Reports of the match suggest that it was an unusually cold day and the crowd of about 14,000 hatted fans, sleet whipping their faces, may have found it difficult to recognise who the centre-forward was for the day since the regular man had been injured the previous week.

The game was evenly poised for the first 20-odd minutes until Payne struck the net for his first goal in the 23rd minute. Thus opened the floodgates, and by half-time he had scored three more.

Sensing that their new centre-forward had beginner’s luck on his side, the playmakers fed him with passes and by the 58th minute, Payne had put in a total of seven goals.

He wasn’t finished. Between the 65th and the 84th minutes, Payne scored thrice, taking his tally for the match to 10, his team winning 12-0.

Payne’s incredible solo record stands to this day as the most goals scored by an individual player in English domestic football.

In an interview many years later, as quoted by Luton Town club historian Roger Wash, Payne recalled the game with difficulty. “They told me to go out and get two or three goals if I could, but did not tell me what to do afterwards so I just carried on,” he said. “Time blurs the memory but I recall the Rovers goalkeeper (John Ellis) making as many good saves as the goals he let in.”

The world record for the most goals scored by a single player in a domestic game is 16, shared by Stephan Dembecki (who changed his surname to Stanis) of Racing Club de Lens in a French League match against Auby Asturies in 1942 and Olympus Xylofagou striker Panagiotis Pontikos in a Cypriot league Division Three game against SEK Agiou Athanasiou in 2007.

And for the record, the most goals scored by an individual in an international is by Australia’s Archie Thompson, who hammered in 13 in their 31-0 World Cup qualifying drubbing of American Samoa in 2001.

So what did Joe Payne get as a reward for his record feat? Club records say he was given a bonus of £2 to add to his £4 weekly pay, and the match ball as a souvenir.

Payne became a first team regular and led Luton to a Third Division title the following season, scoring 55 goals.

He played for England only once, scoring twice in an 8-0 drubbing of Finland in 1937.

Payne moved to Chelsea the following year, but the war, which engulfed Europe in 1939, halted his career for six years. Payne joined West Ham United after the war, playing for the East London team in 11 games before an ankle injury grounded him.
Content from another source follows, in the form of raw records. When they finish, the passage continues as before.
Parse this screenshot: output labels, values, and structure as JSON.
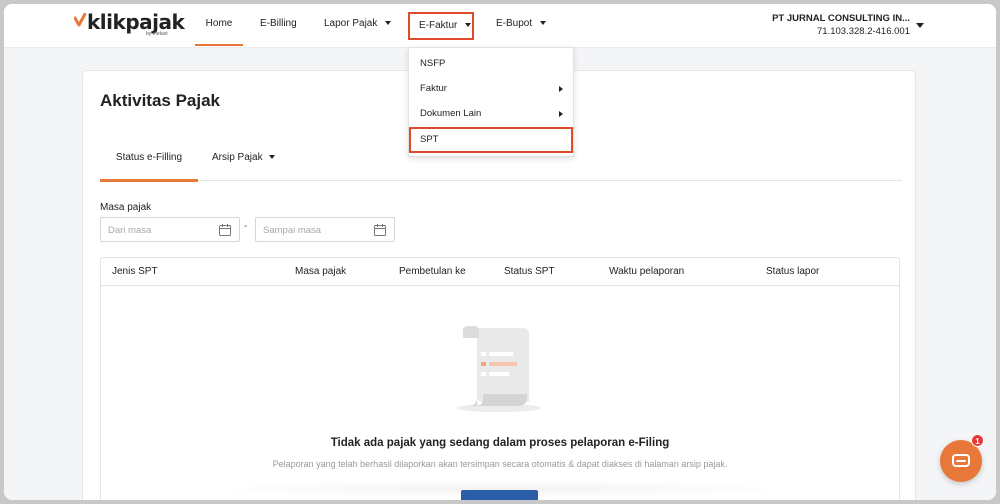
{
  "brand": {
    "logo_text": "klikpajak",
    "logo_sub": "by mekari",
    "accent": "#e8773a",
    "highlight": "#e04b2a"
  },
  "nav": {
    "items": [
      {
        "label": "Home",
        "active": true
      },
      {
        "label": "E-Billing"
      },
      {
        "label": "Lapor Pajak",
        "has_caret": true
      },
      {
        "label": "E-Faktur",
        "has_caret": true,
        "open": true
      },
      {
        "label": "E-Bupot",
        "has_caret": true
      }
    ]
  },
  "company": {
    "name": "PT JURNAL CONSULTING IN...",
    "npwp": "71.103.328.2-416.001"
  },
  "dropdown": {
    "items": [
      {
        "label": "NSFP"
      },
      {
        "label": "Faktur",
        "submenu": true
      },
      {
        "label": "Dokumen Lain",
        "submenu": true
      },
      {
        "label": "SPT",
        "highlighted": true
      }
    ]
  },
  "page": {
    "title": "Aktivitas Pajak",
    "tabs": [
      {
        "label": "Status e-Filling",
        "active": true
      },
      {
        "label": "Arsip Pajak",
        "has_caret": true
      }
    ],
    "filter": {
      "label": "Masa pajak",
      "from_placeholder": "Dari masa",
      "to_placeholder": "Sampai masa",
      "separator": "-"
    },
    "table": {
      "columns": [
        "Jenis SPT",
        "Masa pajak",
        "Pembetulan ke",
        "Status SPT",
        "Waktu pelaporan",
        "Status lapor"
      ],
      "empty_title": "Tidak ada pajak yang sedang dalam proses pelaporan e-Filing",
      "empty_desc": "Pelaporan yang telah berhasil dilaporkan akan tersimpan secara otomatis & dapat diakses di halaman arsip pajak."
    }
  },
  "chat": {
    "badge_count": "1",
    "icon": "chat-icon"
  }
}
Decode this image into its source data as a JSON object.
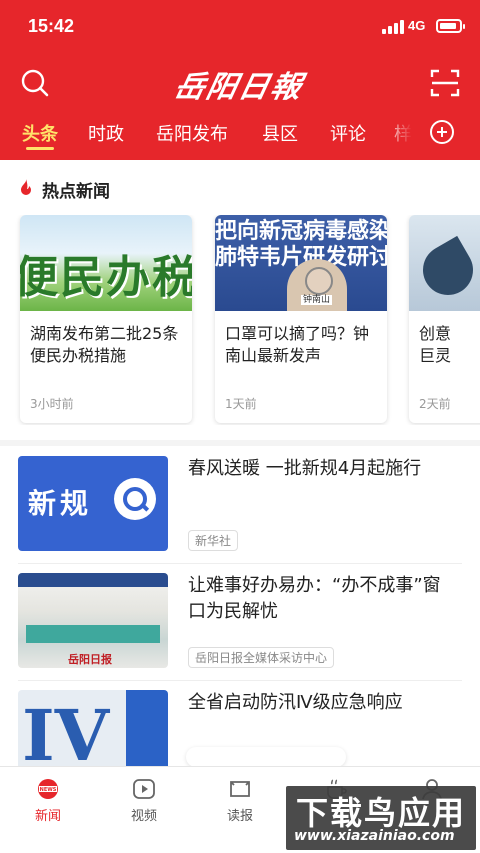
{
  "status_bar": {
    "time": "15:42",
    "network": "4G"
  },
  "header": {
    "logo_text": "岳阳日報",
    "channels": [
      "头条",
      "时政",
      "岳阳发布",
      "县区",
      "评论",
      "样"
    ],
    "active_channel": "头条"
  },
  "hot_news": {
    "title": "热点新闻",
    "cards": [
      {
        "thumb_text": "便民办税",
        "title": "湖南发布第二批25条便民办税措施",
        "time": "3小时前"
      },
      {
        "thumb_text": "把向新冠病毒感染\n肺特韦片研发研讨",
        "thumb_caption": "钟南山",
        "title": "口罩可以摘了吗？钟南山最新发声",
        "time": "1天前"
      },
      {
        "title": "创意巨灵",
        "time": "2天前"
      }
    ]
  },
  "news": [
    {
      "thumb_text": "新规",
      "title": "春风送暖 一批新规4月起施行",
      "source": "新华社"
    },
    {
      "thumb_text": "岳阳日报",
      "title": "让难事好办易办：“办不成事”窗口为民解忧",
      "source": "岳阳日报全媒体采访中心"
    },
    {
      "thumb_text": "IV",
      "title": "全省启动防汛Ⅳ级应急响应"
    }
  ],
  "tabbar": {
    "items": [
      {
        "label": "新闻",
        "icon": "news-icon",
        "active": true
      },
      {
        "label": "视频",
        "icon": "video-play-icon"
      },
      {
        "label": "读报",
        "icon": "newspaper-icon"
      },
      {
        "label": "",
        "icon": "cup-icon"
      },
      {
        "label": "",
        "icon": "user-icon"
      }
    ]
  },
  "watermark": {
    "main": "下载鸟应用",
    "url": "www.xiazainiao.com"
  },
  "colors": {
    "brand_red": "#e6262b",
    "active_channel": "#ffe26a"
  }
}
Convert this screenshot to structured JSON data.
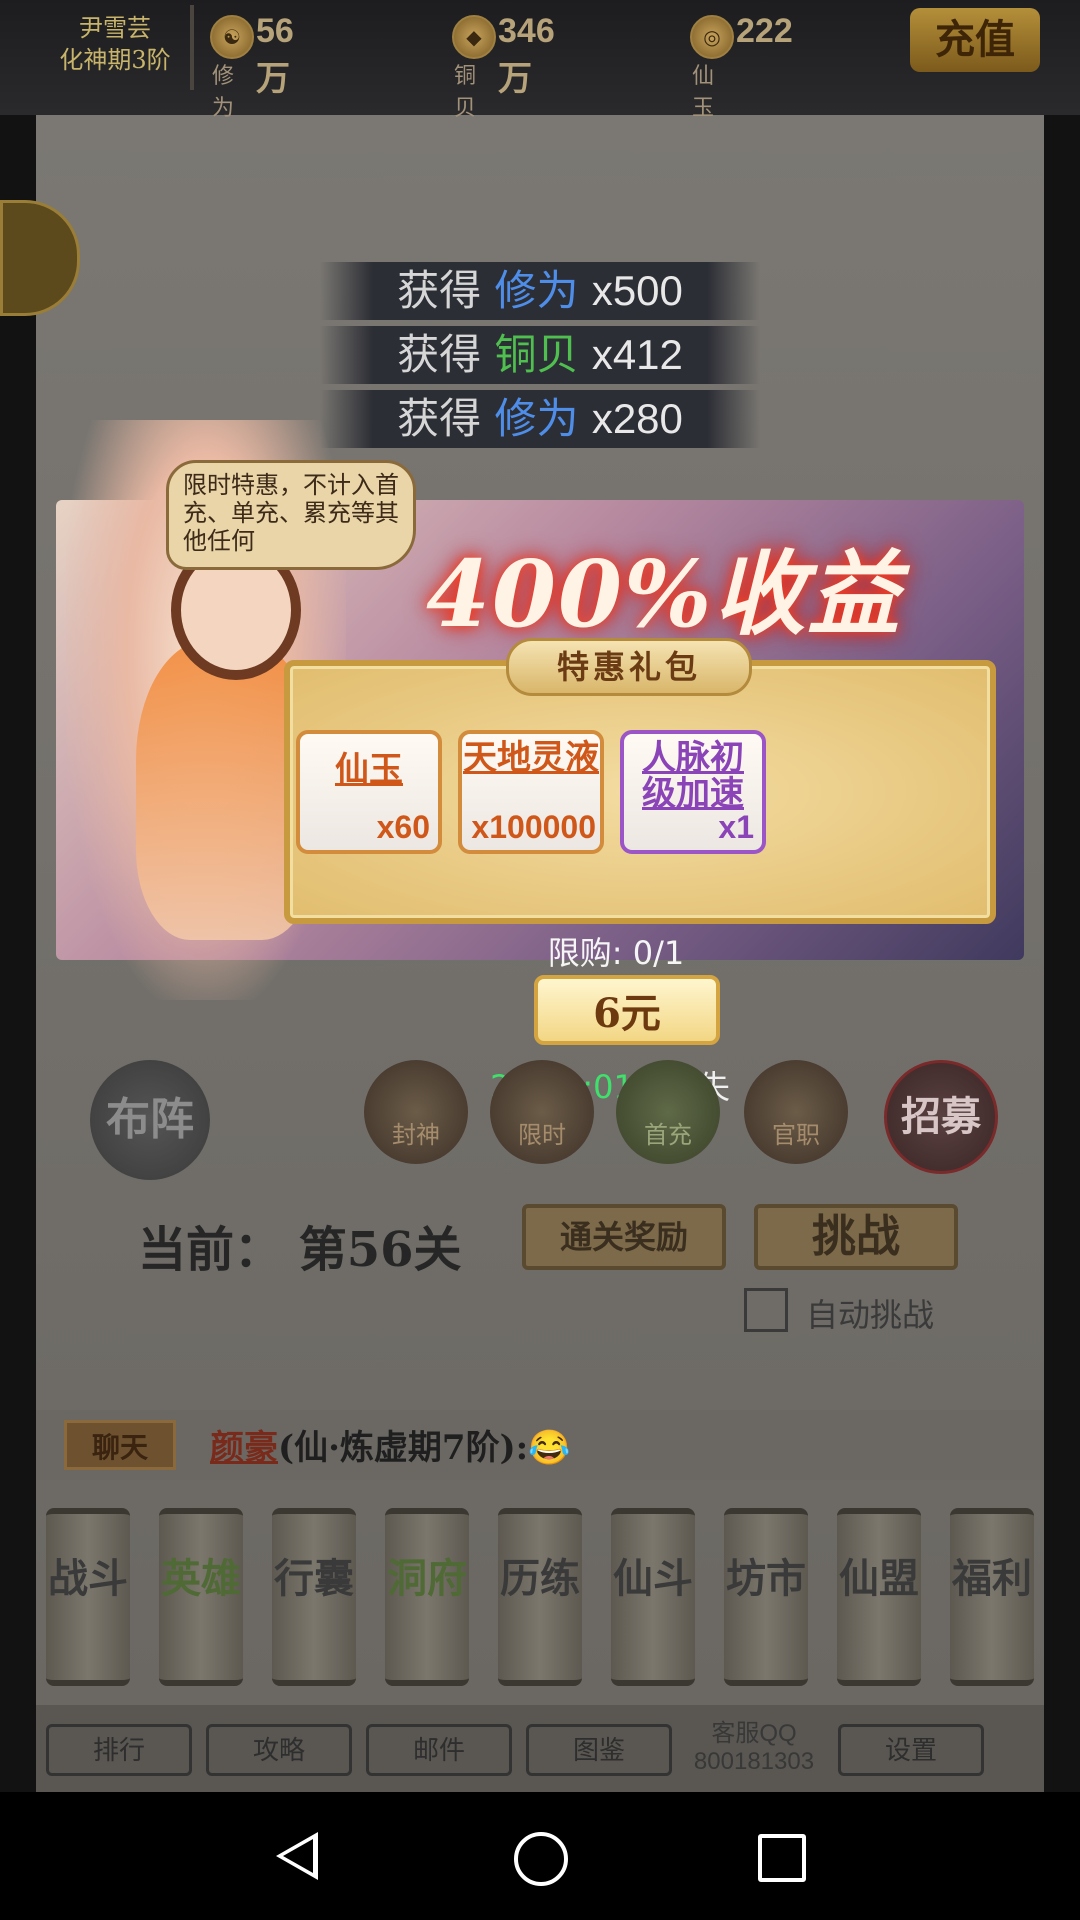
{
  "topbar": {
    "player_name": "尹雪芸",
    "player_rank": "化神期3阶",
    "resources": [
      {
        "icon": "cultivation-icon",
        "value": "56万",
        "label": "修为"
      },
      {
        "icon": "coin-icon",
        "value": "346万",
        "label": "铜贝"
      },
      {
        "icon": "jade-icon",
        "value": "222",
        "label": "仙玉"
      }
    ],
    "recharge_label": "充值"
  },
  "loot": [
    {
      "prefix": "获得",
      "item": "修为",
      "color": "#4f8ee8",
      "qty": "x500"
    },
    {
      "prefix": "获得",
      "item": "铜贝",
      "color": "#4fbf4f",
      "qty": "x412"
    },
    {
      "prefix": "获得",
      "item": "修为",
      "color": "#4f8ee8",
      "qty": "x280"
    }
  ],
  "popup": {
    "bubble_text": "限时特惠，不计入首充、单充、累充等其他任何",
    "big_title": "400%收益",
    "panel_title": "特惠礼包",
    "items": [
      {
        "name": "仙玉",
        "qty": "x60",
        "rarity": "orange"
      },
      {
        "name": "天地灵液",
        "qty": "x100000",
        "rarity": "orange"
      },
      {
        "name": "人脉初级加速",
        "qty": "x1",
        "rarity": "purple"
      }
    ],
    "limit": "限购: 0/1",
    "price": "6元",
    "timer": "23:56:01",
    "timer_suffix": "后消失"
  },
  "background_ui": {
    "buzhen": "布阵",
    "circle_buttons": [
      "封神",
      "限时",
      "首充",
      "官职"
    ],
    "zhaomu": "招募",
    "stage": "当前：  第56关",
    "reward_btn": "通关奖励",
    "challenge_btn": "挑战",
    "auto_label": "自动挑战",
    "chat_tag": "聊天",
    "chat_name": "颜豪",
    "chat_rank": "(仙·炼虚期7阶):😂",
    "scrolls": [
      "战斗",
      "英雄",
      "行囊",
      "洞府",
      "历练",
      "仙斗",
      "坊市",
      "仙盟",
      "福利"
    ],
    "small_buttons": [
      "排行",
      "攻略",
      "邮件",
      "图鉴"
    ],
    "service_label": "客服QQ",
    "service_number": "800181303",
    "settings": "设置"
  }
}
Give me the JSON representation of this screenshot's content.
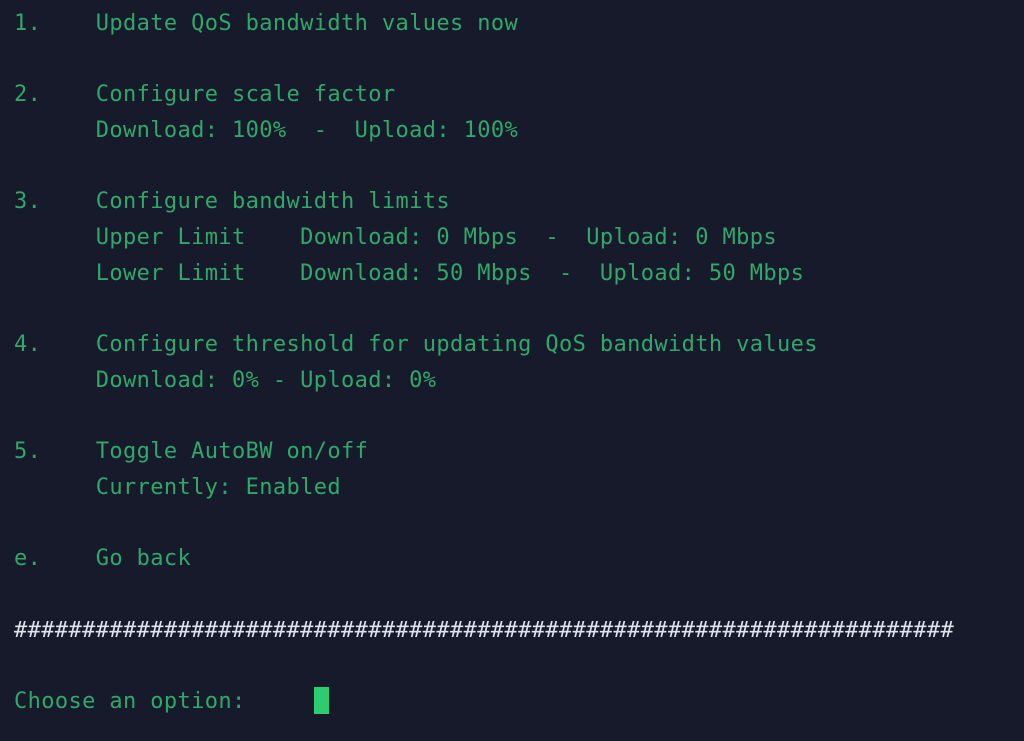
{
  "terminal": {
    "colors": {
      "background": "#161a2b",
      "text": "#2fa869",
      "separator": "#dfe3ee",
      "cursor": "#2ecc71"
    },
    "menu_items": [
      {
        "key": "1.",
        "label": "Update QoS bandwidth values now",
        "line": "1.    Update QoS bandwidth values now",
        "details": []
      },
      {
        "key": "2.",
        "label": "Configure scale factor",
        "line": "2.    Configure scale factor",
        "details": [
          "      Download: 100%  -  Upload: 100%"
        ]
      },
      {
        "key": "3.",
        "label": "Configure bandwidth limits",
        "line": "3.    Configure bandwidth limits",
        "details": [
          "      Upper Limit    Download: 0 Mbps  -  Upload: 0 Mbps",
          "      Lower Limit    Download: 50 Mbps  -  Upload: 50 Mbps"
        ]
      },
      {
        "key": "4.",
        "label": "Configure threshold for updating QoS bandwidth values",
        "line": "4.    Configure threshold for updating QoS bandwidth values",
        "details": [
          "      Download: 0% - Upload: 0%"
        ]
      },
      {
        "key": "5.",
        "label": "Toggle AutoBW on/off",
        "line": "5.    Toggle AutoBW on/off",
        "details": [
          "      Currently: Enabled"
        ]
      },
      {
        "key": "e.",
        "label": "Go back",
        "line": "e.    Go back",
        "details": []
      }
    ],
    "values": {
      "scale_factor_download": "100%",
      "scale_factor_upload": "100%",
      "upper_limit_download": "0 Mbps",
      "upper_limit_upload": "0 Mbps",
      "lower_limit_download": "50 Mbps",
      "lower_limit_upload": "50 Mbps",
      "threshold_download": "0%",
      "threshold_upload": "0%",
      "autobw_state": "Enabled"
    },
    "separator": "#####################################################################",
    "prompt": "Choose an option:",
    "prompt_line": "Choose an option:     ",
    "input_value": ""
  }
}
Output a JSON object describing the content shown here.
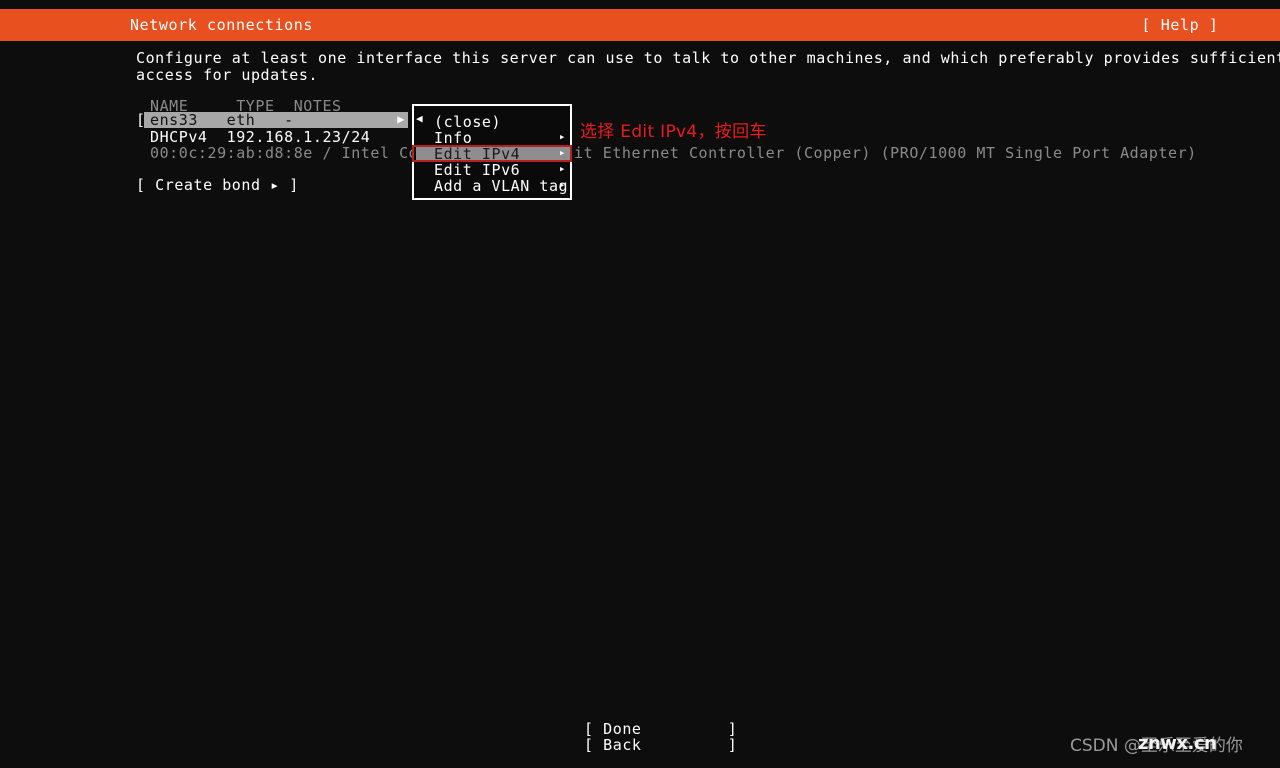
{
  "header": {
    "title": "Network connections",
    "help_label": "[ Help ]",
    "accent_color": "#e8511f"
  },
  "main": {
    "description_line1": "Configure at least one interface this server can use to talk to other machines, and which preferably provides sufficient",
    "description_line2": "access for updates.",
    "table": {
      "headers": "NAME     TYPE  NOTES",
      "selected_row": {
        "bracket_left": "[",
        "cells": "ens33   eth   -",
        "expand_icon": "▶"
      },
      "detail_ip": "DHCPv4  192.168.1.23/24",
      "detail_mac": "00:0c:29:ab:d8:8e / Intel Corpor",
      "detail_mac_tail": "it Ethernet Controller (Copper) (PRO/1000 MT Single Port Adapter)"
    },
    "create_bond_label": "[ Create bond ▸ ]"
  },
  "menu": {
    "back_arrow": "◀",
    "items": [
      {
        "label": "(close)",
        "has_submenu": false,
        "selected": false
      },
      {
        "label": "Info",
        "has_submenu": true,
        "selected": false
      },
      {
        "label": "Edit IPv4",
        "has_submenu": true,
        "selected": true
      },
      {
        "label": "Edit IPv6",
        "has_submenu": true,
        "selected": false
      },
      {
        "label": "Add a VLAN tag",
        "has_submenu": true,
        "selected": false
      }
    ],
    "submenu_icon": "▸",
    "highlight_box_color": "#b81f1f"
  },
  "annotation": {
    "text": "选择 Edit IPv4，按回车",
    "color": "#e81c1c"
  },
  "footer": {
    "done_label": "[ Done         ]",
    "back_label": "[ Back         ]"
  },
  "watermark": {
    "csdn_text": "CSDN @至乐至爱的你",
    "site_text": "znwx.cn"
  }
}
Luton Town entered the top flight after winning the 1981-82 second division and remained there till 1991-92. Its moment of glory came in the 1988 League Cup final when Luton beat Arsenal 3-2. The club is now languishing in the relegation zone of the second tier Championship and would be praying for a Joe Payne-like performance from one of its players whenever football restarts.

Joe Payne died in 1975, aged 61.

Follow us on: